From a financial point of view, LTCI allows your retirement plan to stay intact. That is particularly important given the recent steep decline in portfolio value. The product, in effect protects the balance of your account value. LTCI also protects income. Although you may qualify for Medicaid to pay for nursing home costs by transferring assets, your income (pension, social security, IRA and or 401(k) payout) cannot be protected. In addition, IRA's and other retirement plans can be used to fund new long-term care plans that promise to return premiums if you stay well.
When buying this insurance, look for a long-term care specialist. Consider their training, educational credentials and commitment to help solve your long-term care needs. The key is whether they talk first about a plan or a product. If they are interested in the plan, you are dealing with a professional. He should be familiar with all the options available including the new asset based plans that guarantee premiums and can return all payments if the insurance isn't used.
Fox News reports that 3 out of every 4 people will end up needing long term care. When people consider the subject of long-term care insurance, they often think about nursing homes. In fact, long-term care has little to do with nursing homes. Understanding the difference can help you protect your family and finances.
Long-term care is a continuum of care services and housing you will need when you live a long life. Think you won't live a long life? Think back 25 years ago. If you had cancer, or a stroke, you simply died. Few ever heard of Alzheimer's. Today it is the leading cause for long-term care services. The longer you live, the more likely you are to need care. The question is not who will take care of you, because your family will most often, but rather what providing that care will do to your family and finances.
Long-term care is defined as needing assistance with your activities of daily living (toileting, bathing, dressing, eating, transferring from one point to another and continence). It also includes cognitive impairment so severe that the individual needs constant supervision.

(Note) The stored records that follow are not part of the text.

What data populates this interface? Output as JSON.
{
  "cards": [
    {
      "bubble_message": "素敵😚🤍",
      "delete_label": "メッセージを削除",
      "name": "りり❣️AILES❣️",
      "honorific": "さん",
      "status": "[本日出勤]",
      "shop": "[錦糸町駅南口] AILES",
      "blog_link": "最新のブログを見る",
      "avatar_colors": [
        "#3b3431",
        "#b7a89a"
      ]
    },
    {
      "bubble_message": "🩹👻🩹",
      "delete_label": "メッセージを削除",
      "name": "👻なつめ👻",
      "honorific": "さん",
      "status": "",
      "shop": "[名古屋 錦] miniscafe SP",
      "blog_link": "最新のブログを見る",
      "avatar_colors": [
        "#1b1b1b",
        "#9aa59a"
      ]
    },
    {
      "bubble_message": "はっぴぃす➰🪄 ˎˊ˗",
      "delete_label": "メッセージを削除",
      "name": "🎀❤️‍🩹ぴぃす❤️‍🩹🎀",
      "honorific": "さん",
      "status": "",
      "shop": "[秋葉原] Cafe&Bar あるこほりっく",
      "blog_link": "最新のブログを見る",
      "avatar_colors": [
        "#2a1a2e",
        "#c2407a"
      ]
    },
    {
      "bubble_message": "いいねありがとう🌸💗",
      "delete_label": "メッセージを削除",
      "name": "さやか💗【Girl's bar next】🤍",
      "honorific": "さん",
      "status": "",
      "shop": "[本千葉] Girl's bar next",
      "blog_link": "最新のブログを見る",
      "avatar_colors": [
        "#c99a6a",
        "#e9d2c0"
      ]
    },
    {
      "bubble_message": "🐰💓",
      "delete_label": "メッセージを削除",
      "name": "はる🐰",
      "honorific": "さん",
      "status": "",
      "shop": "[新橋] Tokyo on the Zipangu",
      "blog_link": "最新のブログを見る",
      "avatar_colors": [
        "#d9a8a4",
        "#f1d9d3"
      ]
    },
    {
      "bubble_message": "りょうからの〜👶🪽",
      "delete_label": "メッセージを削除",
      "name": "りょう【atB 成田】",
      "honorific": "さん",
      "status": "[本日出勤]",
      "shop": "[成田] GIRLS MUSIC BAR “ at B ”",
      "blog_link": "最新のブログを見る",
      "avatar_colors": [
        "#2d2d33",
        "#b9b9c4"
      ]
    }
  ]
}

If you need custodial care, chances are it will be delivered in the community, not in a nursing home. Many of you have heard compelling statistics from The New England Journal of Medicine stating that 43% of those over age 65 will need nursing home care. What the article actually said is that that number may spend some time in a facility. The fact is, few end their days in one.
Every study conducted finds that care is overwhelmingly provided at home. The key question, of course, is who is going to pay for it?
Medicare, the primary health care program for retirees pays only for skilled or rehabilitative care, not custodial care in any venue. Medicaid, a federal and state program for financially needy individuals will pay for custodial care, but primarily in nursing homes. Funding for home care and assisted living is very limited and based on availability of funds.
Veterans believe that the VA will pay for home care, adult day care or assisted living. As with Medicaid, funding is limited and generally based on service-related disability. In fact, the federal government has as much said this to veterans by encouraging them to purchase long-term care insurance through the new Federal Long-Term Care Insurance program.
The result is that consumers are forced to pay privately for their care. Unfortunately, the best thought-out retirement plan rarely takes into consideration living a long life Put another way, those assets and income have been allocated to pay for retirement, not for the consequences of living a long life. This results in the need to invade principal and divert income. As a result, one of seniors' greatest fears - that of outliving their assets - literally may come true.
The cost of nursing homes in Massachusetts is 4th most expensive state in the country.
Long-Term Care Options in Massachusetts
Changing The Face of Caregivers For Agency Parents
Consumer Report on Long Term Care
"Medicare Will Pay For It" And 10 More Myths About Long-Term Care article from the Huffington Post
Long term care insurance in Massachusetts that protects your house
Long Term Care Insurance Peace of Mind from USA Today
The Beginner's Guide to Long-Term Care Planning
Cost of Long-Term Care Calculator
Government Website for Long-Term Care
When should a family caregiver be paid?
American Association for Long Term Care Insurance
Quiz: How much do you really know about long-term care?
How to Make Long-Term Care More Affordable
Long-Term Care: Celebrity Mom in Care Facility
Life Insurance Combined With LTC
LTC and Your Options for Financing It: A Massachusetts Guide
America's Health Insurance Plans' Guide to Long-Term Care Insurance
Long-Term Care Insurance Company Contacts
10 warning signs of Alzheimers
National Cost of Long-Term Care
Richard A. Eisenberg has earned the designation "Certified in Long-Term Care" or CLTC, after completing a rigorous multidisciplinary course focused on the profession of long-term care. He can be reached at Eisenberg Associates Insurance Agency, Inc. at (617) 964-4849 or by e-mail at firstname.lastname@example.org